Instructions for the task: Extract all lines that hold "View" from the records below.

Supplied material:
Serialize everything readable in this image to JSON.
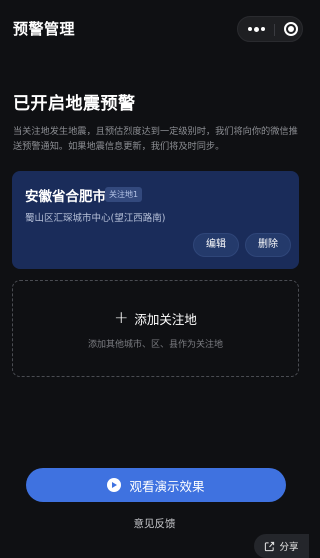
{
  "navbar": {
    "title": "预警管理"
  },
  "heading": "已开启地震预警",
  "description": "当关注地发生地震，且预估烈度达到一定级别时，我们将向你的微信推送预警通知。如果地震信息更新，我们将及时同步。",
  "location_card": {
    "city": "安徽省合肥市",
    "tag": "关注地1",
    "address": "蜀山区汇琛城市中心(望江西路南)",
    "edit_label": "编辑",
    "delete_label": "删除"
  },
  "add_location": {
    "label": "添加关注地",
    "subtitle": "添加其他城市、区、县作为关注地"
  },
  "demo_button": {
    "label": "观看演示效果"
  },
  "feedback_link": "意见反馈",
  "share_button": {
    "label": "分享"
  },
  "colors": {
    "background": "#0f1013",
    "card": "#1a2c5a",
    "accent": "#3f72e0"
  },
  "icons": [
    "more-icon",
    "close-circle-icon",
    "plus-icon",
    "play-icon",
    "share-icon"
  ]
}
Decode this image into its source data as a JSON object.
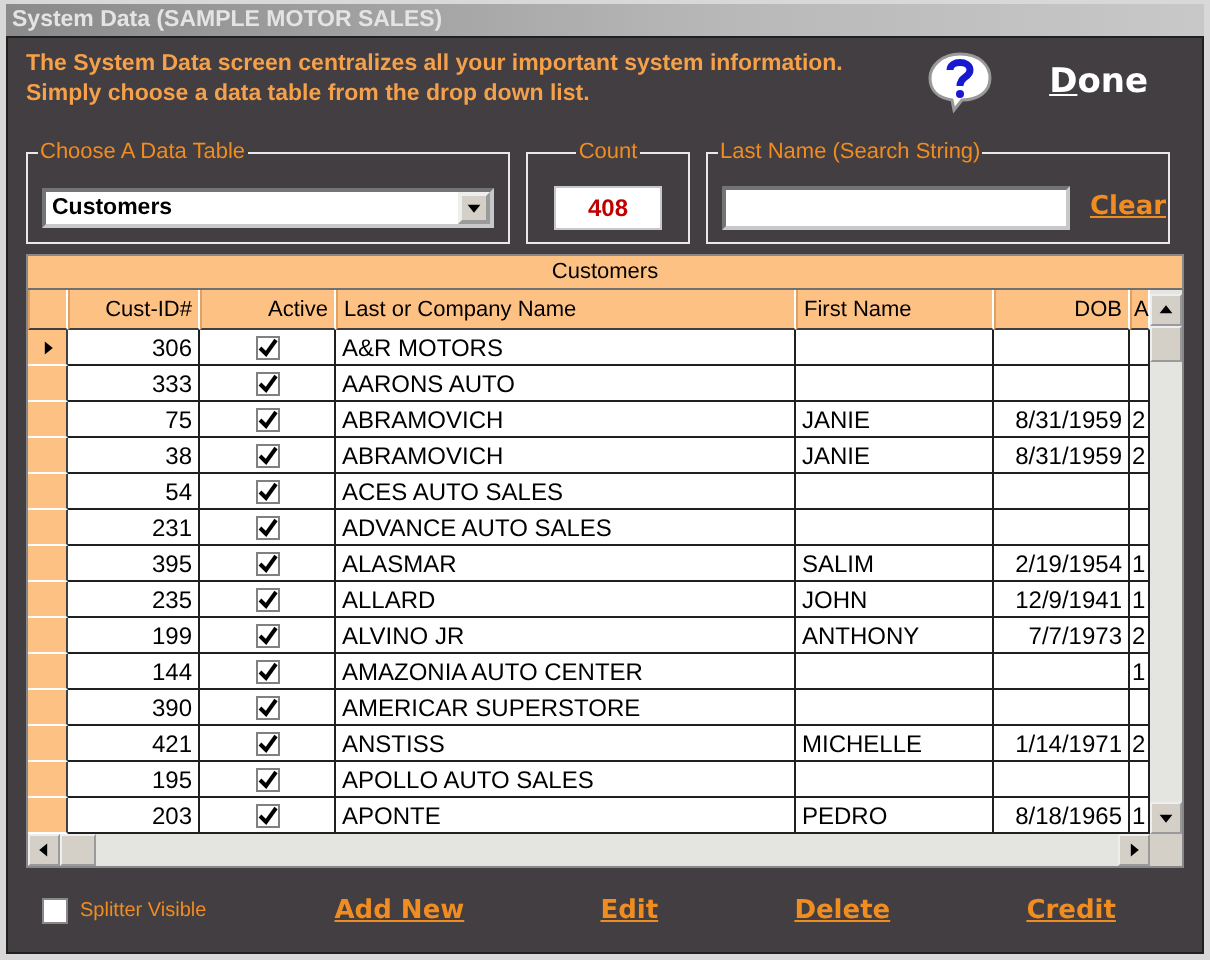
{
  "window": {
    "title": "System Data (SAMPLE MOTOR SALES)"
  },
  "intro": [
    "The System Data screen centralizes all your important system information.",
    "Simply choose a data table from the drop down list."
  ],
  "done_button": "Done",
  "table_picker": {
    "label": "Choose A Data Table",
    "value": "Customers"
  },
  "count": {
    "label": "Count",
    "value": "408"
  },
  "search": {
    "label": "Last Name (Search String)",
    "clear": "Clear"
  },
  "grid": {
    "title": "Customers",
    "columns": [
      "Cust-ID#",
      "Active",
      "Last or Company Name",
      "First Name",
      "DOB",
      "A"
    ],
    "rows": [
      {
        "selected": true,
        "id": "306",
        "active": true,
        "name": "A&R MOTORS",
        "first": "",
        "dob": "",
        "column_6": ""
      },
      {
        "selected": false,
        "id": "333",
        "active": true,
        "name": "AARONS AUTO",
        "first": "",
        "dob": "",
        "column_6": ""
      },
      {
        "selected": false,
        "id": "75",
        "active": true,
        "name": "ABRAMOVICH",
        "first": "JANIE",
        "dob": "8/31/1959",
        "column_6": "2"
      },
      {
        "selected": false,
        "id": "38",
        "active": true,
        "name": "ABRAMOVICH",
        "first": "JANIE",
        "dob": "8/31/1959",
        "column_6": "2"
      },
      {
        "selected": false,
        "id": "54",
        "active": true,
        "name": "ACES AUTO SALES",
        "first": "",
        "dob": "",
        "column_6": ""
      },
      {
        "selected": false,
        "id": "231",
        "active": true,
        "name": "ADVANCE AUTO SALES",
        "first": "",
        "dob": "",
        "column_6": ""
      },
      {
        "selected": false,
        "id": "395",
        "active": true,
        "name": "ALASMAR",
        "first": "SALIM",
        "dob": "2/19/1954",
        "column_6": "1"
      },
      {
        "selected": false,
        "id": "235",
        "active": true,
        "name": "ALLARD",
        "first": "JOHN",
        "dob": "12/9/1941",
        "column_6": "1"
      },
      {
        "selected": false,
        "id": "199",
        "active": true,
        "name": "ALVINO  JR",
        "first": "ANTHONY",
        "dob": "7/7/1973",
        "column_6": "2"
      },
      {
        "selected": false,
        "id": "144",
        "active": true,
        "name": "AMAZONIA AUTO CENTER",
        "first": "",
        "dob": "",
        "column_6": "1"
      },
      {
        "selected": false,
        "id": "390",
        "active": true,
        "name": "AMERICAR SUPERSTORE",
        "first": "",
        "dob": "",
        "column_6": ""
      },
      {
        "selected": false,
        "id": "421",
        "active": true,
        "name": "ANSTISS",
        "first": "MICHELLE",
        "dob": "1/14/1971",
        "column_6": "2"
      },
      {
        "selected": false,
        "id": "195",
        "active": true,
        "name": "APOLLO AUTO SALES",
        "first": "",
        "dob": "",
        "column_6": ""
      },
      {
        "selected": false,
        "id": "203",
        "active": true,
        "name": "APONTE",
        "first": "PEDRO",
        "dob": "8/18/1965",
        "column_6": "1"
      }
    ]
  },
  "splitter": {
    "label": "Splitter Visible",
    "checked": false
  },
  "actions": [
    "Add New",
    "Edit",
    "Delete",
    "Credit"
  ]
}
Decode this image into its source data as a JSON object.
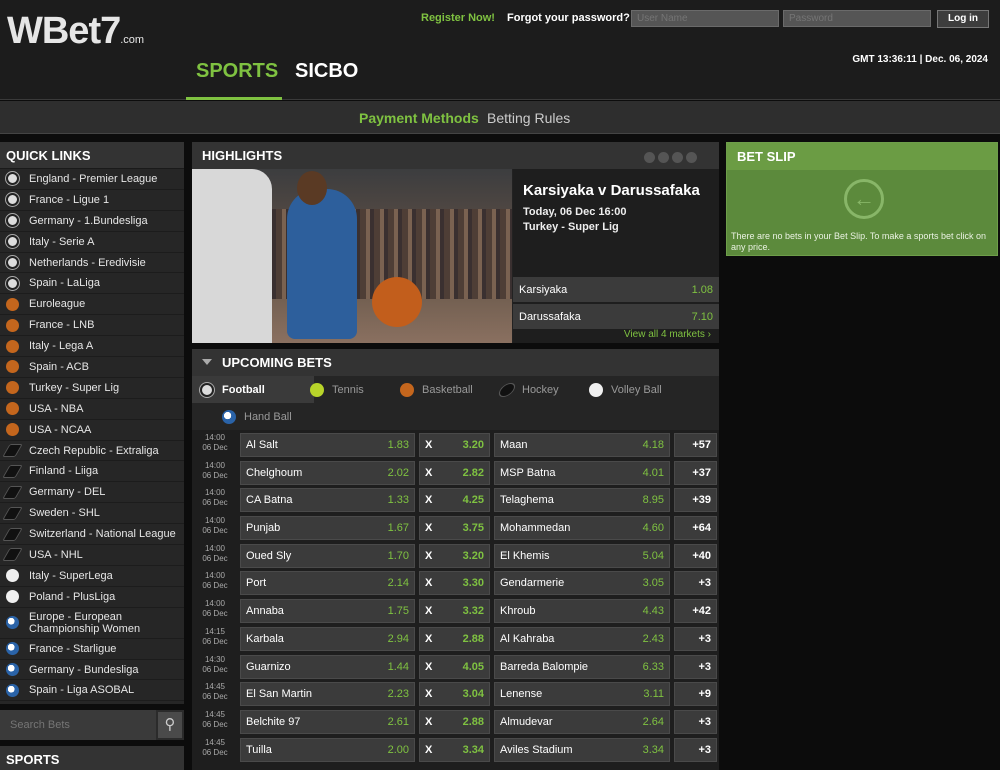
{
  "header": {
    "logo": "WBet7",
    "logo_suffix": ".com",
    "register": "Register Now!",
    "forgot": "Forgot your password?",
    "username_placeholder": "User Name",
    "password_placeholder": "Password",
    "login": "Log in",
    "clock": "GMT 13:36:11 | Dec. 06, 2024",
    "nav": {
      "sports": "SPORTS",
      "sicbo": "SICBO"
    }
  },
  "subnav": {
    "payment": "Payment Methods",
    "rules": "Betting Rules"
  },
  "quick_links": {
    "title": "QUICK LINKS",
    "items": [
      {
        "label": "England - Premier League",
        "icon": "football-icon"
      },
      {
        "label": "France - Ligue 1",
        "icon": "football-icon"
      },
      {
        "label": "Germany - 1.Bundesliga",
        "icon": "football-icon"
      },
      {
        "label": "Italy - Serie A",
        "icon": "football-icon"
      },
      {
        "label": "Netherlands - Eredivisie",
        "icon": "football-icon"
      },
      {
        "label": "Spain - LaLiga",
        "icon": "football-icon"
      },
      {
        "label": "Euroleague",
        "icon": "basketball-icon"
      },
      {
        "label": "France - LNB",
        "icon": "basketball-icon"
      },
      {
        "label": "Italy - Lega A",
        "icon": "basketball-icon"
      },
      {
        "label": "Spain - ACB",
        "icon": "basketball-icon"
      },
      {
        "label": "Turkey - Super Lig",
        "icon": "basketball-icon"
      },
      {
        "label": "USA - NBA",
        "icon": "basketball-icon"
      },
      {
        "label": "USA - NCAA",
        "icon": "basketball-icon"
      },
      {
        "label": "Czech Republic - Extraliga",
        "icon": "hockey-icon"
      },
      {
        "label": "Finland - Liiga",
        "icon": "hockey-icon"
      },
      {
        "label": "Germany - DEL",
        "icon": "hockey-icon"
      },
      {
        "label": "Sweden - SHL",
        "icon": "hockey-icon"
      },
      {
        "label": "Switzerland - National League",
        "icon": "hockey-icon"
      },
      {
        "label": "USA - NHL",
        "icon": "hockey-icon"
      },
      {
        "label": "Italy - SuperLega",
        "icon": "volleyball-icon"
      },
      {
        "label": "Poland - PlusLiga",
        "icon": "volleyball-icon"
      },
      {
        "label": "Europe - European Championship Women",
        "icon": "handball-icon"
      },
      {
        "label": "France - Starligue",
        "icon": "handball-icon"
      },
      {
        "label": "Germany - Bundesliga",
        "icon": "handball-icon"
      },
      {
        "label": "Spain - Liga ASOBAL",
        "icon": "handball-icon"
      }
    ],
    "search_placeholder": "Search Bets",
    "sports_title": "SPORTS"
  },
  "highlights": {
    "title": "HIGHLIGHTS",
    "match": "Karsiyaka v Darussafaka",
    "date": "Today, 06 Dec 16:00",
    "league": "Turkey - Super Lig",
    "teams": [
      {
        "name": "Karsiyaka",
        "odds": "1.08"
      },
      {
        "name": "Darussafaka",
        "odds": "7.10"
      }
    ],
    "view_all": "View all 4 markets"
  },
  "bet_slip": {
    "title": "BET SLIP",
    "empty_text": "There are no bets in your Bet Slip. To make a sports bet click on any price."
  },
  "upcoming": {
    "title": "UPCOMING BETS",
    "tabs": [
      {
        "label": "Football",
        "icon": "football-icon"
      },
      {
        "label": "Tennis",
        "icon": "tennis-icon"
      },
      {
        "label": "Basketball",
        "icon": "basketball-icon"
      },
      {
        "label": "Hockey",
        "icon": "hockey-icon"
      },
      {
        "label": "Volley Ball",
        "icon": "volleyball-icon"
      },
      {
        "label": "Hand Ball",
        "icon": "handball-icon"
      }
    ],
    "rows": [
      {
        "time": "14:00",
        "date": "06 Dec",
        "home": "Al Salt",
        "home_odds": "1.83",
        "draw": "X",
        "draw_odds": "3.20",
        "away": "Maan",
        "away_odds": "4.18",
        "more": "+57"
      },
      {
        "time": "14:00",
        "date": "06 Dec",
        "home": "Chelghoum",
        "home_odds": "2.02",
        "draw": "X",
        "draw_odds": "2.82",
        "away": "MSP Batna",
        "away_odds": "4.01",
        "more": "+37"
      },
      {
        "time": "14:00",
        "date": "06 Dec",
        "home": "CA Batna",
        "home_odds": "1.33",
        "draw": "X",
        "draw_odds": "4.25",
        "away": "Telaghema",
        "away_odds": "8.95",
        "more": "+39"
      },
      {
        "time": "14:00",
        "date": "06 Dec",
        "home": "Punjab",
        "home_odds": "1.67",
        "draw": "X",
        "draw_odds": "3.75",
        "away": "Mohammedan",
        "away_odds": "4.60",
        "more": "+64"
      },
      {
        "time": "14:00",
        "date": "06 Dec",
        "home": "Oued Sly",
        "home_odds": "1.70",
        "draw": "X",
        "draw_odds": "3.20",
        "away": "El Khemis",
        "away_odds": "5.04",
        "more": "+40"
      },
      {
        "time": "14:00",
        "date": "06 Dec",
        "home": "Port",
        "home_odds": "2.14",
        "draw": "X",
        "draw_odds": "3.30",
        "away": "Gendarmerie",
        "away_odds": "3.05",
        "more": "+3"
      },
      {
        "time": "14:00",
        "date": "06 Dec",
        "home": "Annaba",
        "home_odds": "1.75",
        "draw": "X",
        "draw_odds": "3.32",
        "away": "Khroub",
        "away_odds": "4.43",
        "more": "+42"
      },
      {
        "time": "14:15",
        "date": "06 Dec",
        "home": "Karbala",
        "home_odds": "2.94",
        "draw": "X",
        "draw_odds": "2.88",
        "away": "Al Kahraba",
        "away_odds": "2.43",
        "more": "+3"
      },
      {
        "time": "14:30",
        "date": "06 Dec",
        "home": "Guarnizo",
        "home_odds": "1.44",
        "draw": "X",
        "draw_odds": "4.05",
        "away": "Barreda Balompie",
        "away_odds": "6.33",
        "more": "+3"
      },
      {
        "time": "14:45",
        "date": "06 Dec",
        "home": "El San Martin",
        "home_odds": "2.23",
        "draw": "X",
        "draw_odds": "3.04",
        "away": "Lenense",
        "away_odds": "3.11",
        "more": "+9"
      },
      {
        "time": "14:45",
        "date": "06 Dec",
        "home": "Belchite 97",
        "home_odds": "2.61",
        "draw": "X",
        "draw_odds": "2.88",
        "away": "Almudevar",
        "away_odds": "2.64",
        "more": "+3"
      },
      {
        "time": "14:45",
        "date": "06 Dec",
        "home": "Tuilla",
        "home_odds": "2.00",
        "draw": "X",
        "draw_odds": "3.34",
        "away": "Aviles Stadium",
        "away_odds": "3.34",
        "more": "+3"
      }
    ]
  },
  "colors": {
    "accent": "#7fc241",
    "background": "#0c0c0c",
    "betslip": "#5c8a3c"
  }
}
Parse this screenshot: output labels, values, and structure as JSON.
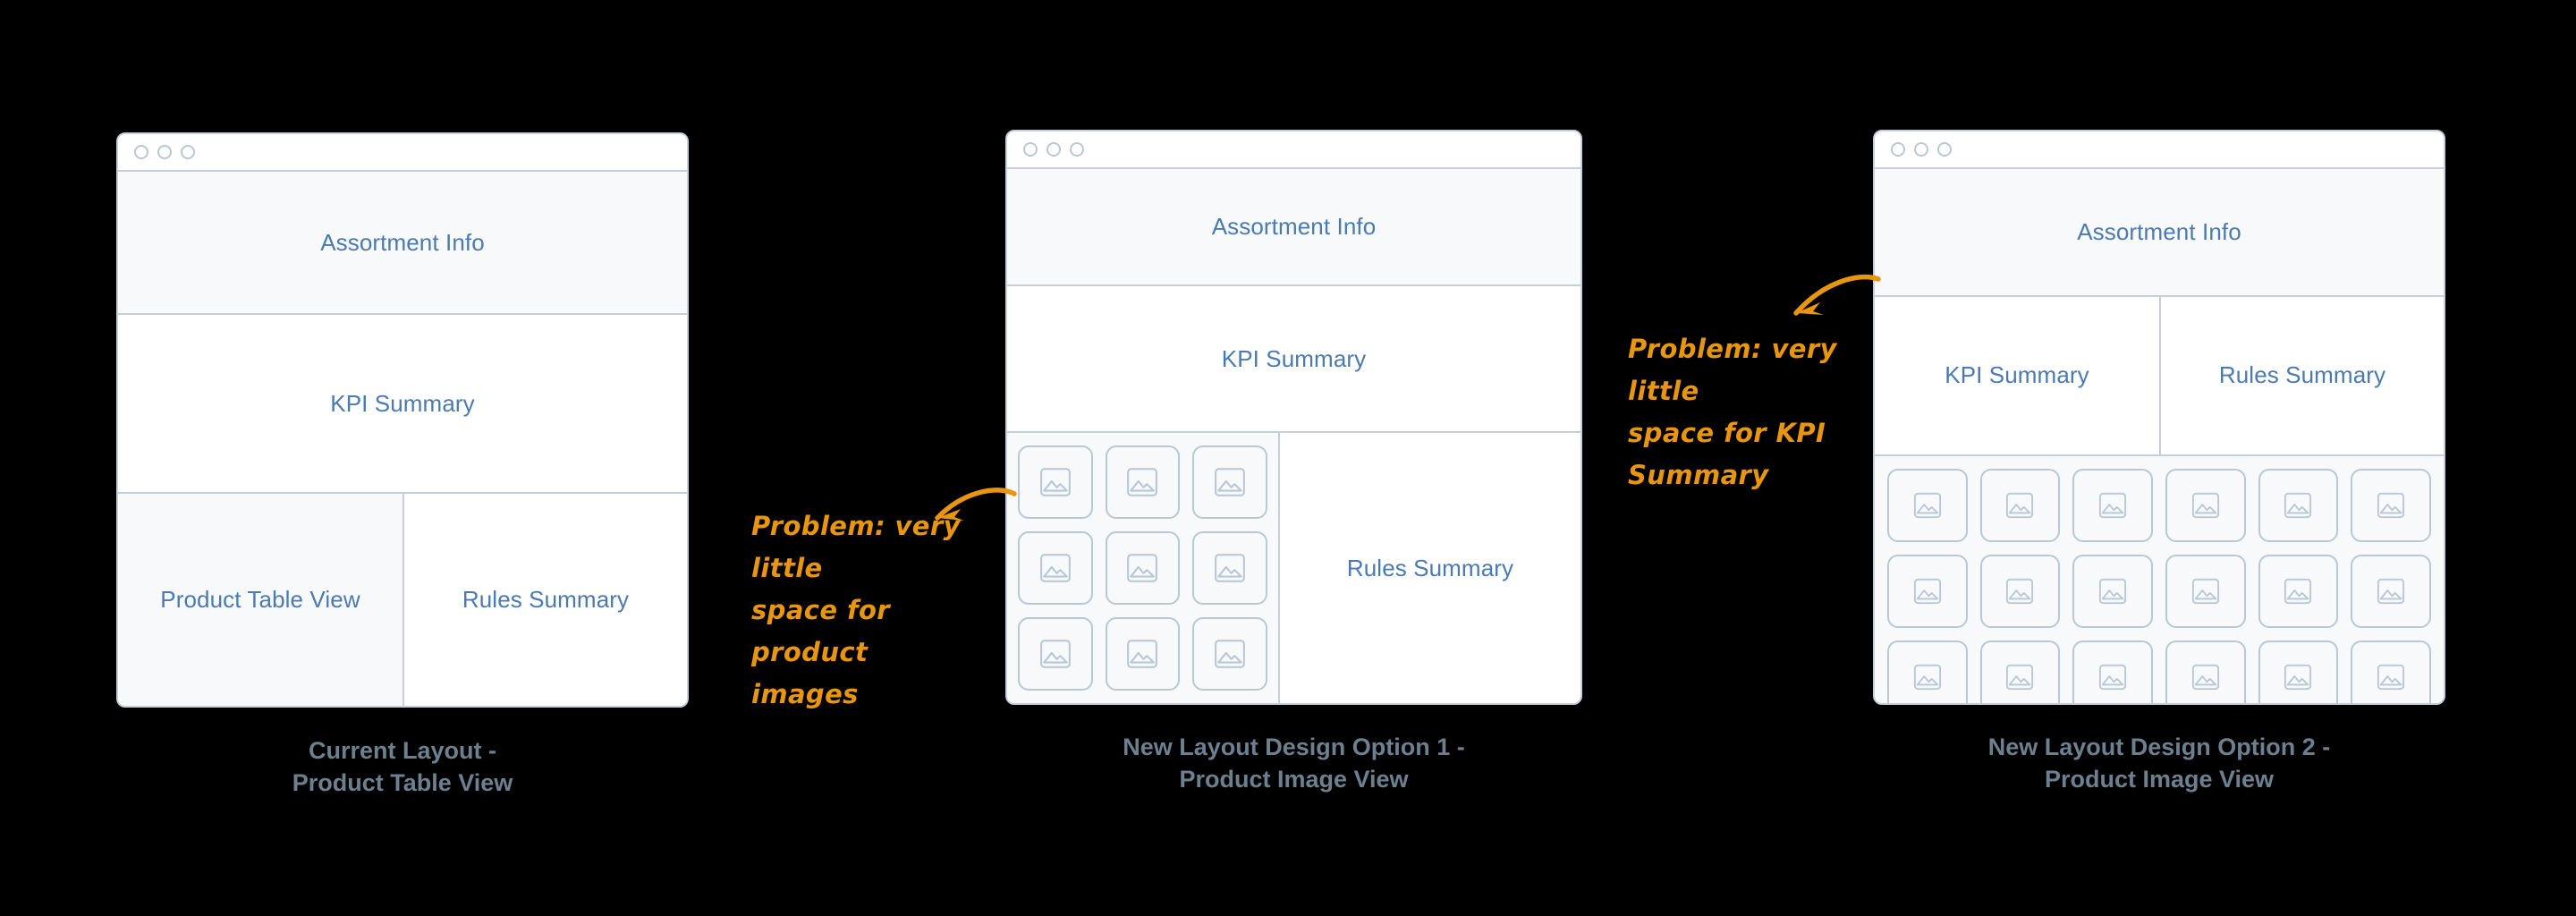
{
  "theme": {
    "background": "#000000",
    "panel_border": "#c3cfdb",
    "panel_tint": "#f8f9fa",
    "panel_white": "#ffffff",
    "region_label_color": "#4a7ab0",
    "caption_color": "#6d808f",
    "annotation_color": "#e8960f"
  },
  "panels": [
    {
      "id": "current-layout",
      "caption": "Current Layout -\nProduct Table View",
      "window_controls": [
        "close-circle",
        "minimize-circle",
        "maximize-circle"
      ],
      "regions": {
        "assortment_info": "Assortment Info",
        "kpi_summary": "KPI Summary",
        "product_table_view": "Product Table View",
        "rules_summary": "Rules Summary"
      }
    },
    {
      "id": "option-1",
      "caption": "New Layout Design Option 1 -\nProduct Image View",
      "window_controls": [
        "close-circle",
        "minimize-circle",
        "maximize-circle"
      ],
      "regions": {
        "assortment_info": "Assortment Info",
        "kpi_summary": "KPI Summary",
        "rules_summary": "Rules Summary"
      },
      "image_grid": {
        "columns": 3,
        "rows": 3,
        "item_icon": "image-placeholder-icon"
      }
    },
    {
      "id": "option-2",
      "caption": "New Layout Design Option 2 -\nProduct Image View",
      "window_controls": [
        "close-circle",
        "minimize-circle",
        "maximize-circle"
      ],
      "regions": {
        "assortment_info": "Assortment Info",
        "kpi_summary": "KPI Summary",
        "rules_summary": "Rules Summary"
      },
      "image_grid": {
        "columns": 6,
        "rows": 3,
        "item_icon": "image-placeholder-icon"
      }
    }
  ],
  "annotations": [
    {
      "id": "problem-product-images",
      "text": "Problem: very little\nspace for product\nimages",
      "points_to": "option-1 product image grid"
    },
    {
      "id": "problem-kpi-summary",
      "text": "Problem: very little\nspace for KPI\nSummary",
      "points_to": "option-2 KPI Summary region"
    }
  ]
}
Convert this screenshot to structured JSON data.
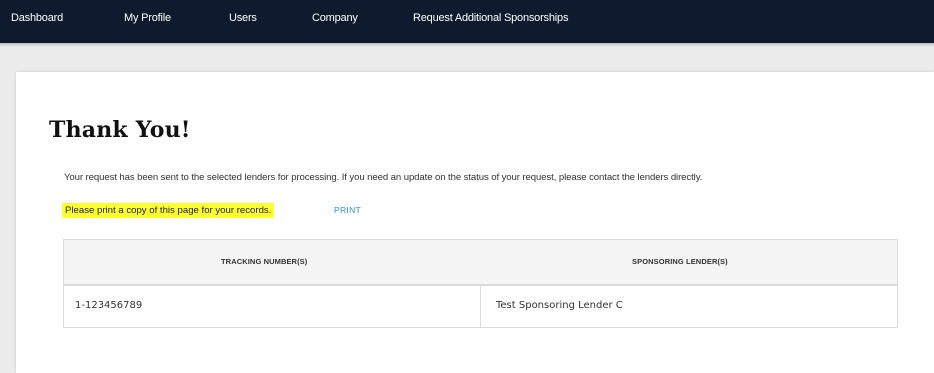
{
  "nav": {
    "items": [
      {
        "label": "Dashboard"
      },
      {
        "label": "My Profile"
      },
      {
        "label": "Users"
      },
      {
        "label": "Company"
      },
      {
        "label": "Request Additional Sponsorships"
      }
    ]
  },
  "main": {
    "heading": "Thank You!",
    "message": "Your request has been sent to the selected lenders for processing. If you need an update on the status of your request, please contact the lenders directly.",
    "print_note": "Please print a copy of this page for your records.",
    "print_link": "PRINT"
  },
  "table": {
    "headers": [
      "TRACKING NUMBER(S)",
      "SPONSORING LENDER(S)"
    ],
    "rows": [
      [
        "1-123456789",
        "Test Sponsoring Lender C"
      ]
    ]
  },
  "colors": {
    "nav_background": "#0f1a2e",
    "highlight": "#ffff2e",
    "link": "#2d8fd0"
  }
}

Response:
    "view_all": "View all 4 markets"
      "caption": "Current Layout -\nProduct Table View",
        "product_table_view": "Product Table View",
      "caption": "New Layout Design Option 1 -\nProduct Image View",
      "caption": "New Layout Design Option 2 -\nProduct Image View",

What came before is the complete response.